Hip-Hop is a two-edged sword...It gave Black youth culture a freedom of expression that had previously been discouraged...and that freedom has been picked up by youth all over the globe...unfortunately, that same freedom opened the door to a lot of unsavory elements as well...the same door that can let the cool breeze in the house, can also let the flies in!...Hip-Hop didn't have a screen door to keep out the negative elements.

But think about this...American popular culture has just as many unsavory elements that influence society...you don't think white kids aren't influenced by the drug, gangster life, debasement of women of the movies and TV they make?...check the history...don't be browbeat into holding black people to a higher standard than you do white folks...

Anonymous said...

Well, thank you very much for enlightening me on the subject. Great argument. We have an inferiority complex.

I am the type of person that looks at tough love as a great form of discipline. When it comes to African Americans, I think we should be tough. I have compassion and sympathy for my people, but I believe we make a lot of excuses and blame too much. What is it going to take for change? I know it won't happen overnight, but all of the tools are there so when are we going to start using them? Opportunities surround us everywhere.

Hip hop is a two-edged sword. I agree with you on that. And like you said, white kids are influenced by the movies and tv they make, but I feel like African Americans should try harder just because of all the history behind us. We fought so hard to get here and it seems like we are just throwing opportunities right out the window. Now that we know the reasons why we are struggling to succeed, what are we going to do to fix it? I just feel like we should be doing so much more and its frustrating.



We are stuck in a rut.

ronnie brown said...

anon, it won't happen overnight; seven generations of white supremacy/racism have given some of us an inferiority complex, some of us are broken...but consider this, we are only 147 years removed from chattel slavery, 45 years from receiving the simple right to vote!...no group in this country has had to overcome the obstacles we have...that's why every other ethnic group or special interest uses our struggle as an example...look "tough love" is necessary in certain cases, but don't let your frustration turn you into a sniper shootin' from an ivory tower...compassion is not weakness; without it, tough love turns into abuse...

Anonymous said...

http://news.yahoo.com/s/ap/20100628/ap_on_re_us/us_the100_percenters_abridged

Interesting! I think this approach will work. :))
Ronnie, I thought you would like this article.. let me know what you think.

ronnie brown said...

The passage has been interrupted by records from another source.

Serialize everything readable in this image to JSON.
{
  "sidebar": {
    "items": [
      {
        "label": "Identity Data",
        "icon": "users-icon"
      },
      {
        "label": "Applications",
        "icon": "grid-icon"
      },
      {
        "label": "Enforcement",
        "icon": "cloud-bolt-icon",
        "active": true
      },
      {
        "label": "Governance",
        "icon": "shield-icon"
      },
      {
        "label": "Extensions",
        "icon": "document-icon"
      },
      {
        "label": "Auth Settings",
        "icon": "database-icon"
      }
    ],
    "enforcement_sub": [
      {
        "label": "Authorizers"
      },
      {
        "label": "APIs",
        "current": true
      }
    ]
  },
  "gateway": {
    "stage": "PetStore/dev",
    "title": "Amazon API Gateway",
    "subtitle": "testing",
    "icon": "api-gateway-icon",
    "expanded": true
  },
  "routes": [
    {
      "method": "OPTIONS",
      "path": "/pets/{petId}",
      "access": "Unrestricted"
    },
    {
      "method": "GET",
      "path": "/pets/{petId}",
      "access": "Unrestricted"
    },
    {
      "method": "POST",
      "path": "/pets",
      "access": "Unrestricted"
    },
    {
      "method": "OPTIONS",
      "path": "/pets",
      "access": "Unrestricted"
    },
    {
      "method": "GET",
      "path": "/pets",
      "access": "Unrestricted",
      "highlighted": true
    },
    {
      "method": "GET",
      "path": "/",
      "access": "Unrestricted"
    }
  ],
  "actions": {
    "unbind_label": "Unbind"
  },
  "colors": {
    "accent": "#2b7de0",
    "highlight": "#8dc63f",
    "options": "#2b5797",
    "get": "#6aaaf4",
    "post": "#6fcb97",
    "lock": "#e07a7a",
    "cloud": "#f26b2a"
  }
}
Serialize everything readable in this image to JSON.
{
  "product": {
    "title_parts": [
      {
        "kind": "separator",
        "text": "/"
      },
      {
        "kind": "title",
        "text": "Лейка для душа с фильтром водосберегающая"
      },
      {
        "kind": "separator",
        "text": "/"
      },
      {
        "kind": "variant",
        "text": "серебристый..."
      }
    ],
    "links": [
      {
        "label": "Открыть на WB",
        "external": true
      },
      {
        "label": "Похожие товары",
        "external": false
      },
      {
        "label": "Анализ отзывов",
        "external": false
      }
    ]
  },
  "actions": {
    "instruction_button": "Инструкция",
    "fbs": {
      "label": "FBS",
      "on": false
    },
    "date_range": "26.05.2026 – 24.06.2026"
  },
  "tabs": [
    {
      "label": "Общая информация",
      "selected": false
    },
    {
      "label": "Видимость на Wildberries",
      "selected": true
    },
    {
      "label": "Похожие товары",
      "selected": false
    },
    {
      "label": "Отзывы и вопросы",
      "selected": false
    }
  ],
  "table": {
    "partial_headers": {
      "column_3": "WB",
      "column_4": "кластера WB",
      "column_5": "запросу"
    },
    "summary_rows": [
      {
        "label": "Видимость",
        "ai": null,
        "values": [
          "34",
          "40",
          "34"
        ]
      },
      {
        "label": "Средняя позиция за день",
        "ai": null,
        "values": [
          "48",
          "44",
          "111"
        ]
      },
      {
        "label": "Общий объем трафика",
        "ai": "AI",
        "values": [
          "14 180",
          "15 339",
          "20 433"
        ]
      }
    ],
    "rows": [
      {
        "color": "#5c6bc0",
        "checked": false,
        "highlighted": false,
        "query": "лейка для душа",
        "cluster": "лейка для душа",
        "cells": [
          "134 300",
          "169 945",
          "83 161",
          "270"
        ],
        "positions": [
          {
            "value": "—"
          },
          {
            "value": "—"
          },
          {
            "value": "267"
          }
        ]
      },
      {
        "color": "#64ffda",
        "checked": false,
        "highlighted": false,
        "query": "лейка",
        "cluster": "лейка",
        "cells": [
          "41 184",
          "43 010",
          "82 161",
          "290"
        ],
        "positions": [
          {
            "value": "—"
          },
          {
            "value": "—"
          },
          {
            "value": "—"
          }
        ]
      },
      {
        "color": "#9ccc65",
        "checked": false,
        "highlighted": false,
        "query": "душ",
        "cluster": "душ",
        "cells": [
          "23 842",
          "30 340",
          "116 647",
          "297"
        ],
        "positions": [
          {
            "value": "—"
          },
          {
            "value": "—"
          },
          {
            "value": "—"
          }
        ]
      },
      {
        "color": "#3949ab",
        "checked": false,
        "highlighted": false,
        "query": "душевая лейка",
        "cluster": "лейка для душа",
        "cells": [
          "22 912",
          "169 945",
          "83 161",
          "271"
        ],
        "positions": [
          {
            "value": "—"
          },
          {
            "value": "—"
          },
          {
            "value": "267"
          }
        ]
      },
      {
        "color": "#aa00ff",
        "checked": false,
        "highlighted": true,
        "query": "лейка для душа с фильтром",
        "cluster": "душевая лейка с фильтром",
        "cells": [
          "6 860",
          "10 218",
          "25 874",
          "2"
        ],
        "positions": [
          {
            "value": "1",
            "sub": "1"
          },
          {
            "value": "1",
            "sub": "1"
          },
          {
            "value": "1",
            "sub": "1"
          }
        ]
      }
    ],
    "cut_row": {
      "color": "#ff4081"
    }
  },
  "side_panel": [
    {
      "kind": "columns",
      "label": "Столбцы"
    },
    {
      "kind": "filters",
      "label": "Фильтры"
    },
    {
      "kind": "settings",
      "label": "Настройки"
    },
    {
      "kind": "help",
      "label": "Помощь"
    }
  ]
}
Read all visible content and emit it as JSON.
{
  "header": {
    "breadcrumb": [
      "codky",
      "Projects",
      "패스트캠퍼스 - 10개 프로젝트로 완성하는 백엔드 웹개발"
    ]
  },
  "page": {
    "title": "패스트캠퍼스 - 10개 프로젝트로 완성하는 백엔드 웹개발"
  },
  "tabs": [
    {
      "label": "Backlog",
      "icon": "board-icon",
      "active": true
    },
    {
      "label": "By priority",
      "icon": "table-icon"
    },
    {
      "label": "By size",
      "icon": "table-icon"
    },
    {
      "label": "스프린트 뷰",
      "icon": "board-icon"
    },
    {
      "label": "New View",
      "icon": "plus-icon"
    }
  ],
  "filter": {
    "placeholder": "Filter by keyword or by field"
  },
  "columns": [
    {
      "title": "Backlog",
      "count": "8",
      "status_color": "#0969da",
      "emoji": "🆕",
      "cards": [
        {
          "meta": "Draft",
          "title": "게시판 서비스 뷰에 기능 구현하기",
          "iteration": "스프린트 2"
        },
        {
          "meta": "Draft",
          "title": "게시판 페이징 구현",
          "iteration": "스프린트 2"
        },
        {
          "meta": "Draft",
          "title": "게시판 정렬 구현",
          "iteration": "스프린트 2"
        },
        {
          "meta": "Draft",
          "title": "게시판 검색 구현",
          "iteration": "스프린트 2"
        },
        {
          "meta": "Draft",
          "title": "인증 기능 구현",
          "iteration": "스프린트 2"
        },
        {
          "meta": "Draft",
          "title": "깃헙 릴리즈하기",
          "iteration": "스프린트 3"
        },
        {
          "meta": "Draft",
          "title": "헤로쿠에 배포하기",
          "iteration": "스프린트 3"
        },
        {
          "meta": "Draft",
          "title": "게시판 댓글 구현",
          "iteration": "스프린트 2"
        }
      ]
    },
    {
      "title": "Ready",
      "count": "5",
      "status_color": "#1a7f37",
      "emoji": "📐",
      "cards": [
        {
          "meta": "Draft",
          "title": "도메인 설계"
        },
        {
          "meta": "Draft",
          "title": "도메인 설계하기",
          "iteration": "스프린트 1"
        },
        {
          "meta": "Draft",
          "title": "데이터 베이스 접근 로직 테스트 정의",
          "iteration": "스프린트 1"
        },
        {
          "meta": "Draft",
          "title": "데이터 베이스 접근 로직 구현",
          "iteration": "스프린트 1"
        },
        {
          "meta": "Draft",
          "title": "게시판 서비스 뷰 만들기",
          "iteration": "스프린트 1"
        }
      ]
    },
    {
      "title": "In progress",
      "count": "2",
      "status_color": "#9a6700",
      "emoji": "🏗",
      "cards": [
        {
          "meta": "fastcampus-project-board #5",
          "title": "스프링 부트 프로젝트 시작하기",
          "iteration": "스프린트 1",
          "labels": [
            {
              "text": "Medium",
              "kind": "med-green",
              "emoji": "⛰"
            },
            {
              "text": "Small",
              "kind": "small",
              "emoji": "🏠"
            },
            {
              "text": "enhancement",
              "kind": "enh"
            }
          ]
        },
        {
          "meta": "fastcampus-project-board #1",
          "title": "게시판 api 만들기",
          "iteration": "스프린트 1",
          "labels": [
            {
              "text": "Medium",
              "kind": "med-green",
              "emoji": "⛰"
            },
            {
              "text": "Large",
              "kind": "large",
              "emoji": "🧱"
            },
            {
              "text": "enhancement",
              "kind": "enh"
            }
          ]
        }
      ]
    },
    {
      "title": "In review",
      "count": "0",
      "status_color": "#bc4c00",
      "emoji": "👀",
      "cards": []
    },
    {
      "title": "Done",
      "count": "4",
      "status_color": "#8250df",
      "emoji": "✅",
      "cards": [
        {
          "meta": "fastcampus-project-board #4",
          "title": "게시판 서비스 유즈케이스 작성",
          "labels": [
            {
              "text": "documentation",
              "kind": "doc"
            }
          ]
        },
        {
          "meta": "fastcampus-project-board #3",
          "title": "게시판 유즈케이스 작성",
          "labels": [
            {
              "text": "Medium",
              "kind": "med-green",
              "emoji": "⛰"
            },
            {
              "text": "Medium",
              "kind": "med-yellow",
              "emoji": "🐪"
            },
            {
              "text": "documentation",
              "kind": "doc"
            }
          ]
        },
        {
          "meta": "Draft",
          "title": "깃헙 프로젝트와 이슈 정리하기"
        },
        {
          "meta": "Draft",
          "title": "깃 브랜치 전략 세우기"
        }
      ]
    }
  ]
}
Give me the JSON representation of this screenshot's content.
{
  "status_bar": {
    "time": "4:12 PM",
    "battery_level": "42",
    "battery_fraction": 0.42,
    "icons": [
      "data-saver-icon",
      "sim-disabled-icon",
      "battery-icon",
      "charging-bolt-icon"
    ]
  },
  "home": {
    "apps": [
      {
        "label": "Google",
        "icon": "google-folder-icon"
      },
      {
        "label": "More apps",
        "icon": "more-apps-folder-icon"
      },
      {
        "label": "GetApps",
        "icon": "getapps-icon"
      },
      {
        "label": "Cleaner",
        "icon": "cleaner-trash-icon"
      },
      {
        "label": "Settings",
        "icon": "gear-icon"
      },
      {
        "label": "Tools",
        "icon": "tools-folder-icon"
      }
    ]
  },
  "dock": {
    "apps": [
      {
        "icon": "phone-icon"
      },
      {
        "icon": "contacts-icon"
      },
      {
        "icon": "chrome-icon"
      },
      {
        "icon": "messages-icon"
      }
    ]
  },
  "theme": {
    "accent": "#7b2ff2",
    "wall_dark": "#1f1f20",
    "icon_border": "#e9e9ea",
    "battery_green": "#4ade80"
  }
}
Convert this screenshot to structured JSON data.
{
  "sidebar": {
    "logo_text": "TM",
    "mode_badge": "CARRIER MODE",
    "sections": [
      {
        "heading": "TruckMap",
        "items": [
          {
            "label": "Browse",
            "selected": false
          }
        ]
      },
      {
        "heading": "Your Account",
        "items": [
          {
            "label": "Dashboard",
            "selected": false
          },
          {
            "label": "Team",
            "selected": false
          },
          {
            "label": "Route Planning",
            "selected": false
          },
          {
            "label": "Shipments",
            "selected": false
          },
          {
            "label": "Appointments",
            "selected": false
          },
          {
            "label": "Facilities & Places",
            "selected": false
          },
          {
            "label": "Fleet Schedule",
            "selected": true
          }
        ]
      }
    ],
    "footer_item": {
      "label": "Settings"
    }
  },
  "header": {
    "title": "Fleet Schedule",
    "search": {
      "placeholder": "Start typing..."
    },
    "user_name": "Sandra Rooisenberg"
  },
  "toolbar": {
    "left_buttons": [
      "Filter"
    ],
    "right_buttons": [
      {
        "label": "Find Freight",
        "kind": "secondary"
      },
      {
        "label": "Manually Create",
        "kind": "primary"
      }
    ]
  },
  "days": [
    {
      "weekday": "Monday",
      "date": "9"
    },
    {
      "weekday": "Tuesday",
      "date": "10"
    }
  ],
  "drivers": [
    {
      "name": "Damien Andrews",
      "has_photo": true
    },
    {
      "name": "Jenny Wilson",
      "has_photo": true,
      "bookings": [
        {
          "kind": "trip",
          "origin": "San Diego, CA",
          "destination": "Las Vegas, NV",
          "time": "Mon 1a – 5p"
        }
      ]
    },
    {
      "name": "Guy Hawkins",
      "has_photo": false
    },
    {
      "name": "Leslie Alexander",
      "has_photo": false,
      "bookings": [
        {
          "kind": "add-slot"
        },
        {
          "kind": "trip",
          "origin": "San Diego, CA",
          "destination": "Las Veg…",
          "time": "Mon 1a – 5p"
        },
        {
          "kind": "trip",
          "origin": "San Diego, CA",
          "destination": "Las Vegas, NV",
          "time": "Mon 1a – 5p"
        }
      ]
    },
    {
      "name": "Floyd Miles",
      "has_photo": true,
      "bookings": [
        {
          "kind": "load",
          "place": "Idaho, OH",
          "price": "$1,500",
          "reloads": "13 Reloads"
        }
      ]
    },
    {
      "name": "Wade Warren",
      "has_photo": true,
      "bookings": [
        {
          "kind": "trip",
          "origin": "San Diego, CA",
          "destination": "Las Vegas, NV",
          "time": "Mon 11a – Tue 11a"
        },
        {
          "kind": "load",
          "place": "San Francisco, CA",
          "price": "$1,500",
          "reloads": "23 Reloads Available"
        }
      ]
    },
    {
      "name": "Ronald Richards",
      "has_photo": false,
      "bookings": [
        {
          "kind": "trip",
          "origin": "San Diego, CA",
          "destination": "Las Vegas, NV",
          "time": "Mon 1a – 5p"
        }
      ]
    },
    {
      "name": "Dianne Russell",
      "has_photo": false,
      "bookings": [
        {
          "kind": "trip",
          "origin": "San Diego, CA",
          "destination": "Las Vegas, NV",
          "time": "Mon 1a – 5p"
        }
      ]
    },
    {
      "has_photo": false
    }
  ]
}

anon, this is exactly what i'm talkin' about...truth be told, there are thousands of stories just like this that happen outside the media spotlight. With media, there is a fine line between truth and propaganda...Most news outlets follow a "if it bleeds, it leads" kind of approach...murder and mayhem sells, uplift doesn't...and Black folks have to fight everyday to not let ourselves be stigmatized by media...and be influenced by that by that very same stigmatization.

Anonymous said...

Hey Ronnie, I just want to thank you for taking the time to explain everything to me- I really appreciate it. And I want to thank James C. Collier for creating this blog. I'll admit, I was bitter before, but the more I read this blog and the more I converse with other people on the subject, I realize that my views are not always correct or fair. So, thank you... I really enjoy coming to this blog everyday and reading about different subject and engaging in debates with other people only to learn something new!

ronnie brown said...

anon, thank you for being willing to broaden your understanding...you will be able to be an instrument of wisdom and enlightenment to that young brother or sister who has gone through similiar circumstances...knowledge really is power...

be well,
Ronnie
Inglewood, Ca